Publication Date

Fall 12-13-2019


San Marcos, CA


Exhibits as Topic, Information Literacy, Libraries


Educational Sociology | Information Literacy | Library and Information Science | Scholarship of Teaching and Learning


Poster presented at the Fall 2019 Research Day on the San Marcos, CA, campus of the University of St. Augustine for Health Sciences, December 13, 2019.

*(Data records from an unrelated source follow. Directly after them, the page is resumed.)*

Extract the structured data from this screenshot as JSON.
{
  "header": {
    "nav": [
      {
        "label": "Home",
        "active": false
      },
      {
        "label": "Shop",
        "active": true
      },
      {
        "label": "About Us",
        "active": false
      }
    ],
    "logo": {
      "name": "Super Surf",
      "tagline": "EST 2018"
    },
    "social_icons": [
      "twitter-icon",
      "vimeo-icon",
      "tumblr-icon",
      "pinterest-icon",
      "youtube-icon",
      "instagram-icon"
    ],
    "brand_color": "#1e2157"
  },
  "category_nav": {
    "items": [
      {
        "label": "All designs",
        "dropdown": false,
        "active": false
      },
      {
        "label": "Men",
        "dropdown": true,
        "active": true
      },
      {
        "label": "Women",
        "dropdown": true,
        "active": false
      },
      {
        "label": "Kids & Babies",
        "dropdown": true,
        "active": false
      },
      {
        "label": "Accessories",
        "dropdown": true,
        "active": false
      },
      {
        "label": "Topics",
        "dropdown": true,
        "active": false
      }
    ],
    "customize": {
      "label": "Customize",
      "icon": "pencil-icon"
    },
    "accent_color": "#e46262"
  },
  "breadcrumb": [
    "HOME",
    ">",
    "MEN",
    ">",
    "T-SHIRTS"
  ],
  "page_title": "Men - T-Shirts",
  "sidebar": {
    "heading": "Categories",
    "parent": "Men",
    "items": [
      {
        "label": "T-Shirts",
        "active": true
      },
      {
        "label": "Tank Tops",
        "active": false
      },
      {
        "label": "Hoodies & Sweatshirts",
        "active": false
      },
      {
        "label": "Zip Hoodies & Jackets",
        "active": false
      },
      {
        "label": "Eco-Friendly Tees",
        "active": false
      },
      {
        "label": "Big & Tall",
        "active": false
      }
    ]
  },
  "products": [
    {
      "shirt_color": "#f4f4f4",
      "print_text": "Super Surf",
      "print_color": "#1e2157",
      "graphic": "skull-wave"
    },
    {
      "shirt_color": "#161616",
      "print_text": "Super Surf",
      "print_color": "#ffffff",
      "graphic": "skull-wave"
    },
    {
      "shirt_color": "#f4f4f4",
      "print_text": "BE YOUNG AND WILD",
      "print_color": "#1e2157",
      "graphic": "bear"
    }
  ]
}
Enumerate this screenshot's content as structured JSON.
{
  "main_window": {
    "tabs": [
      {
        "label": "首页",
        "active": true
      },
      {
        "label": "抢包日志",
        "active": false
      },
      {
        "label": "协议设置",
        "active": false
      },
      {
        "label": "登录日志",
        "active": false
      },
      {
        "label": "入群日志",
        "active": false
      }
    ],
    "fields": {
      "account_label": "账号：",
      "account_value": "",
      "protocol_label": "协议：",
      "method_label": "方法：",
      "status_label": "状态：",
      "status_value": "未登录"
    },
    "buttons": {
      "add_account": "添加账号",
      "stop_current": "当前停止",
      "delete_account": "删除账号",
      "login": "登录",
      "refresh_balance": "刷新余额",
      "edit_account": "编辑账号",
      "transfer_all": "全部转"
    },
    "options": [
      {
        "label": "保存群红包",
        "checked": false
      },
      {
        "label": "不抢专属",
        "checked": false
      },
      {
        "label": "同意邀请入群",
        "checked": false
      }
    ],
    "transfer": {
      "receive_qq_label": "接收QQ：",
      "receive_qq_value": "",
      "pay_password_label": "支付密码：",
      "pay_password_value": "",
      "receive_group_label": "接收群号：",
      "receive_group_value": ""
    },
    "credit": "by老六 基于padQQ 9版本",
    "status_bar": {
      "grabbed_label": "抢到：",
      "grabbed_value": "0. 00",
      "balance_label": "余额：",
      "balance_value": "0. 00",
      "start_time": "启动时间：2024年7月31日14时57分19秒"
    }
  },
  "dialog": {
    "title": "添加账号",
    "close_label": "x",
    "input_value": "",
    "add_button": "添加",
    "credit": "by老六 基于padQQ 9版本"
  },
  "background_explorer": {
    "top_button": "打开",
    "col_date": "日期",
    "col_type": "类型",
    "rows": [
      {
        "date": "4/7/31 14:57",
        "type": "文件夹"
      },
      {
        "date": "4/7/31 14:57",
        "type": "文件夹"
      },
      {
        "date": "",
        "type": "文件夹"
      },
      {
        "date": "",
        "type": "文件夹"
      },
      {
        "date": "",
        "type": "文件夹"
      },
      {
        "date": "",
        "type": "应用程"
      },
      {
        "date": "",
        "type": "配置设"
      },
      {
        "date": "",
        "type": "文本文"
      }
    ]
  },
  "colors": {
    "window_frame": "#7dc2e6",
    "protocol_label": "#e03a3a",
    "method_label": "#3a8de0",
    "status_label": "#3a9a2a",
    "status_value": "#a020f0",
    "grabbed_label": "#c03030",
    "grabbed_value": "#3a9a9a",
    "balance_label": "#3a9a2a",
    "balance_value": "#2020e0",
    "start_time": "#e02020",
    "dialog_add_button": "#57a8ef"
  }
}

Anatomy of an Exhibit: The Academic Library as Place of Self-Instruction